§ PROBLEM TO SOLVE:
Pictures are to be left out, and only the lines from the one containing "Enumerate this screenshot's" through the last line of the data are to be returned exactly.

§ SUPPLIED DATA:
__________________________________________________

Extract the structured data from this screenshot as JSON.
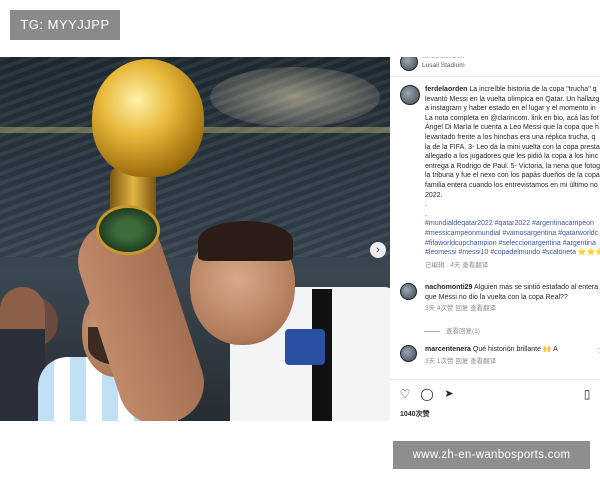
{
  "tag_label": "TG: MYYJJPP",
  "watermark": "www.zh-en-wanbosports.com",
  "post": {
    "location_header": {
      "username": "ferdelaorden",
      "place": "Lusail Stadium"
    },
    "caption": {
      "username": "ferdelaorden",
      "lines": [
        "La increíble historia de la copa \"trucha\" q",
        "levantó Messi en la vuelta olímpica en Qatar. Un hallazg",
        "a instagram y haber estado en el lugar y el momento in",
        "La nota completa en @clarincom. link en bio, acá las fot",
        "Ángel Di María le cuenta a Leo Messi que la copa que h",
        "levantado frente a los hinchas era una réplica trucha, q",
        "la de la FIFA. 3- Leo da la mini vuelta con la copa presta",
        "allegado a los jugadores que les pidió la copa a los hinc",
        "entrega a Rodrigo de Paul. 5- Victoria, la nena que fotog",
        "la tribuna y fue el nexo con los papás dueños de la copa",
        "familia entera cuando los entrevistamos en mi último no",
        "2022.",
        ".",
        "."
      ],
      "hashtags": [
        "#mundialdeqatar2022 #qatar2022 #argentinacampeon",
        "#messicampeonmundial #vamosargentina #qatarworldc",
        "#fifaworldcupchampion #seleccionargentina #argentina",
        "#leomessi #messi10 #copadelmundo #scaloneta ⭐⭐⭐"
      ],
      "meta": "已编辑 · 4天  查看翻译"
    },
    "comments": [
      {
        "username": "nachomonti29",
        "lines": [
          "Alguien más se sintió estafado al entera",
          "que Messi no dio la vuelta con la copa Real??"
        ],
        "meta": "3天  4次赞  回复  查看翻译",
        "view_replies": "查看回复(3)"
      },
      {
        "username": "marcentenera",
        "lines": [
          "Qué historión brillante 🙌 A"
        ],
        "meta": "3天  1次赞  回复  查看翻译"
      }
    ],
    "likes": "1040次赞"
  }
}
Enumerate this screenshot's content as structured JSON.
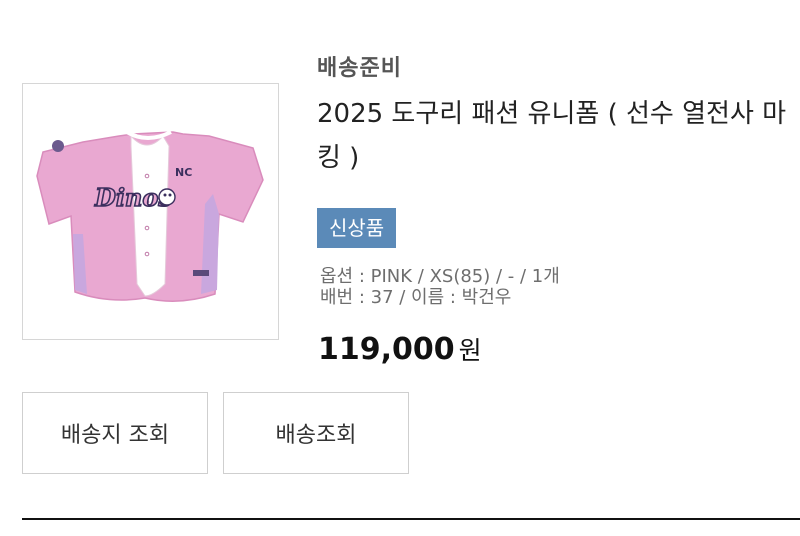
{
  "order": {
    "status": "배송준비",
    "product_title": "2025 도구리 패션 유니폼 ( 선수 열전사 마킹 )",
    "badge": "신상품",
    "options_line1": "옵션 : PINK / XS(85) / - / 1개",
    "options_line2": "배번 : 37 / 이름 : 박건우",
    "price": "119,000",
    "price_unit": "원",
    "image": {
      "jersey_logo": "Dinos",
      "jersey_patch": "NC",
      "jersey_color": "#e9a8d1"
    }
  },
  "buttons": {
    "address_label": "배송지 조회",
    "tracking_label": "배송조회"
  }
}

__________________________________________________

§ EXERCISE ANSWER:
Enumerate this screenshot's content as structured JSON.
{
  "order": {
    "status": "배송준비",
    "product_title": "2025 도구리 패션 유니폼 ( 선수 열전사 마킹 )",
    "badge": "신상품",
    "options_line1": "옵션 : PINK / XS(85) / - / 1개",
    "options_line2": "배번 : 37 / 이름 : 박건우",
    "price": "119,000",
    "price_unit": "원",
    "image": {
      "jersey_logo": "Dinos",
      "jersey_patch": "NC",
      "jersey_color": "#e9a8d1"
    }
  },
  "buttons": {
    "address_label": "배송지 조회",
    "tracking_label": "배송조회"
  }
}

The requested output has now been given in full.